EXERCISE:
Apart from the pictures, output all of the records exactly.

PROVIDED DATA:
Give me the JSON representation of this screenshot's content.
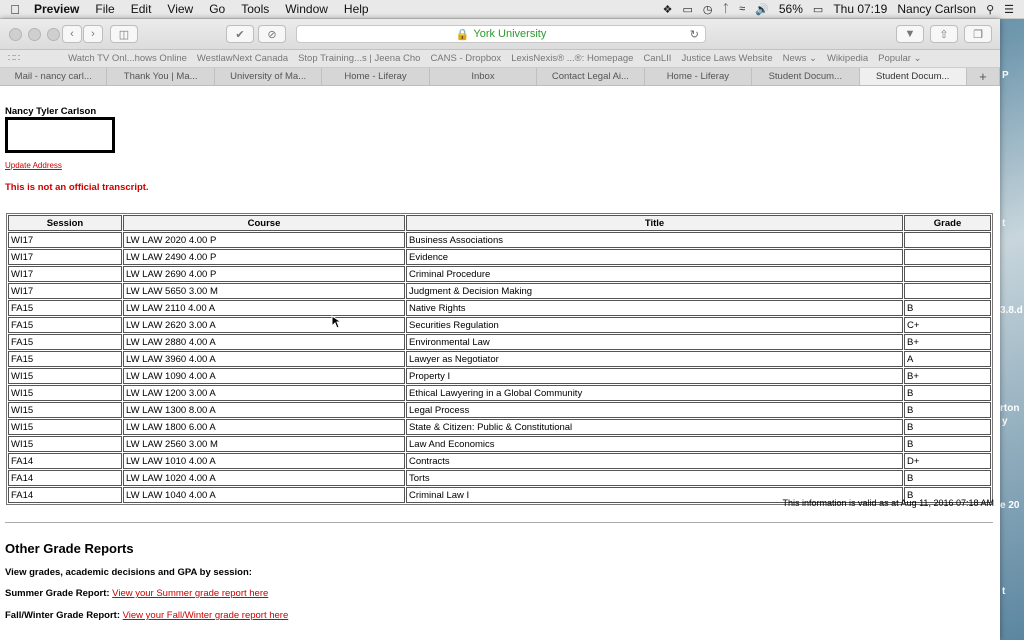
{
  "menubar": {
    "app": "Preview",
    "items": [
      "File",
      "Edit",
      "View",
      "Go",
      "Tools",
      "Window",
      "Help"
    ],
    "battery": "56%",
    "clock": "Thu 07:19",
    "user": "Nancy Carlson"
  },
  "browser": {
    "url": "York University",
    "bookmarks": [
      "Watch TV Onl...hows Online",
      "WestlawNext Canada",
      "Stop Training...s | Jeena Cho",
      "CANS - Dropbox",
      "LexisNexis® ...®: Homepage",
      "CanLII",
      "Justice Laws Website",
      "News ⌄",
      "Wikipedia",
      "Popular ⌄"
    ],
    "tabs": [
      "Mail - nancy carl...",
      "Thank You | Ma...",
      "University of Ma...",
      "Home - Liferay",
      "Inbox",
      "Contact Legal Ai...",
      "Home - Liferay",
      "Student Docum...",
      "Student Docum..."
    ]
  },
  "page": {
    "student_name": "Nancy Tyler Carlson",
    "update_address": "Update Address",
    "disclaimer": "This is not an official transcript.",
    "columns": [
      "Session",
      "Course",
      "Title",
      "Grade"
    ],
    "rows": [
      {
        "session": "WI17",
        "course": "LW LAW  2020  4.00 P",
        "title": "Business Associations",
        "grade": ""
      },
      {
        "session": "WI17",
        "course": "LW LAW  2490  4.00 P",
        "title": "Evidence",
        "grade": ""
      },
      {
        "session": "WI17",
        "course": "LW LAW  2690  4.00 P",
        "title": "Criminal Procedure",
        "grade": ""
      },
      {
        "session": "WI17",
        "course": "LW LAW  5650  3.00 M",
        "title": "Judgment & Decision Making",
        "grade": ""
      },
      {
        "session": "FA15",
        "course": "LW LAW  2110  4.00 A",
        "title": "Native Rights",
        "grade": "B"
      },
      {
        "session": "FA15",
        "course": "LW LAW  2620  3.00 A",
        "title": "Securities Regulation",
        "grade": "C+"
      },
      {
        "session": "FA15",
        "course": "LW LAW  2880  4.00 A",
        "title": "Environmental Law",
        "grade": "B+"
      },
      {
        "session": "FA15",
        "course": "LW LAW  3960  4.00 A",
        "title": "Lawyer as Negotiator",
        "grade": "A"
      },
      {
        "session": "WI15",
        "course": "LW LAW  1090  4.00 A",
        "title": "Property I",
        "grade": "B+"
      },
      {
        "session": "WI15",
        "course": "LW LAW  1200  3.00 A",
        "title": "Ethical Lawyering in a Global Community",
        "grade": "B"
      },
      {
        "session": "WI15",
        "course": "LW LAW  1300  8.00 A",
        "title": "Legal Process",
        "grade": "B"
      },
      {
        "session": "WI15",
        "course": "LW LAW  1800  6.00 A",
        "title": "State & Citizen: Public & Constitutional",
        "grade": "B"
      },
      {
        "session": "WI15",
        "course": "LW LAW  2560  3.00 M",
        "title": "Law And Economics",
        "grade": "B"
      },
      {
        "session": "FA14",
        "course": "LW LAW  1010  4.00 A",
        "title": "Contracts",
        "grade": "D+"
      },
      {
        "session": "FA14",
        "course": "LW LAW  1020  4.00 A",
        "title": "Torts",
        "grade": "B"
      },
      {
        "session": "FA14",
        "course": "LW LAW  1040  4.00 A",
        "title": "Criminal Law I",
        "grade": "B"
      }
    ],
    "valid_note": "This information is valid as at Aug 11, 2016 07:18 AM",
    "other_heading": "Other Grade Reports",
    "other_sub": "View grades, academic decisions and GPA by session:",
    "summer_label": "Summer Grade Report:",
    "summer_link": "View your Summer grade report here",
    "fallwinter_label": "Fall/Winter Grade Report:",
    "fallwinter_link": "View your Fall/Winter grade report here"
  },
  "desktop_fragments": [
    "P",
    "t",
    "3.8.d",
    "rton",
    "y",
    "e 20",
    "t"
  ]
}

TASK OUTPUT:
Give me the JSON representation of this screenshot's content.
{
  "menubar": {
    "app": "Preview",
    "items": [
      "File",
      "Edit",
      "View",
      "Go",
      "Tools",
      "Window",
      "Help"
    ],
    "battery": "56%",
    "clock": "Thu 07:19",
    "user": "Nancy Carlson"
  },
  "browser": {
    "url": "York University",
    "bookmarks": [
      "Watch TV Onl...hows Online",
      "WestlawNext Canada",
      "Stop Training...s | Jeena Cho",
      "CANS - Dropbox",
      "LexisNexis® ...®: Homepage",
      "CanLII",
      "Justice Laws Website",
      "News ⌄",
      "Wikipedia",
      "Popular ⌄"
    ],
    "tabs": [
      "Mail - nancy carl...",
      "Thank You | Ma...",
      "University of Ma...",
      "Home - Liferay",
      "Inbox",
      "Contact Legal Ai...",
      "Home - Liferay",
      "Student Docum...",
      "Student Docum..."
    ]
  },
  "page": {
    "student_name": "Nancy Tyler Carlson",
    "update_address": "Update Address",
    "disclaimer": "This is not an official transcript.",
    "columns": [
      "Session",
      "Course",
      "Title",
      "Grade"
    ],
    "rows": [
      {
        "session": "WI17",
        "course": "LW LAW  2020  4.00 P",
        "title": "Business Associations",
        "grade": ""
      },
      {
        "session": "WI17",
        "course": "LW LAW  2490  4.00 P",
        "title": "Evidence",
        "grade": ""
      },
      {
        "session": "WI17",
        "course": "LW LAW  2690  4.00 P",
        "title": "Criminal Procedure",
        "grade": ""
      },
      {
        "session": "WI17",
        "course": "LW LAW  5650  3.00 M",
        "title": "Judgment & Decision Making",
        "grade": ""
      },
      {
        "session": "FA15",
        "course": "LW LAW  2110  4.00 A",
        "title": "Native Rights",
        "grade": "B"
      },
      {
        "session": "FA15",
        "course": "LW LAW  2620  3.00 A",
        "title": "Securities Regulation",
        "grade": "C+"
      },
      {
        "session": "FA15",
        "course": "LW LAW  2880  4.00 A",
        "title": "Environmental Law",
        "grade": "B+"
      },
      {
        "session": "FA15",
        "course": "LW LAW  3960  4.00 A",
        "title": "Lawyer as Negotiator",
        "grade": "A"
      },
      {
        "session": "WI15",
        "course": "LW LAW  1090  4.00 A",
        "title": "Property I",
        "grade": "B+"
      },
      {
        "session": "WI15",
        "course": "LW LAW  1200  3.00 A",
        "title": "Ethical Lawyering in a Global Community",
        "grade": "B"
      },
      {
        "session": "WI15",
        "course": "LW LAW  1300  8.00 A",
        "title": "Legal Process",
        "grade": "B"
      },
      {
        "session": "WI15",
        "course": "LW LAW  1800  6.00 A",
        "title": "State & Citizen: Public & Constitutional",
        "grade": "B"
      },
      {
        "session": "WI15",
        "course": "LW LAW  2560  3.00 M",
        "title": "Law And Economics",
        "grade": "B"
      },
      {
        "session": "FA14",
        "course": "LW LAW  1010  4.00 A",
        "title": "Contracts",
        "grade": "D+"
      },
      {
        "session": "FA14",
        "course": "LW LAW  1020  4.00 A",
        "title": "Torts",
        "grade": "B"
      },
      {
        "session": "FA14",
        "course": "LW LAW  1040  4.00 A",
        "title": "Criminal Law I",
        "grade": "B"
      }
    ],
    "valid_note": "This information is valid as at Aug 11, 2016 07:18 AM",
    "other_heading": "Other Grade Reports",
    "other_sub": "View grades, academic decisions and GPA by session:",
    "summer_label": "Summer Grade Report:",
    "summer_link": "View your Summer grade report here",
    "fallwinter_label": "Fall/Winter Grade Report:",
    "fallwinter_link": "View your Fall/Winter grade report here"
  },
  "desktop_fragments": [
    "P",
    "t",
    "3.8.d",
    "rton",
    "y",
    "e 20",
    "t"
  ]
}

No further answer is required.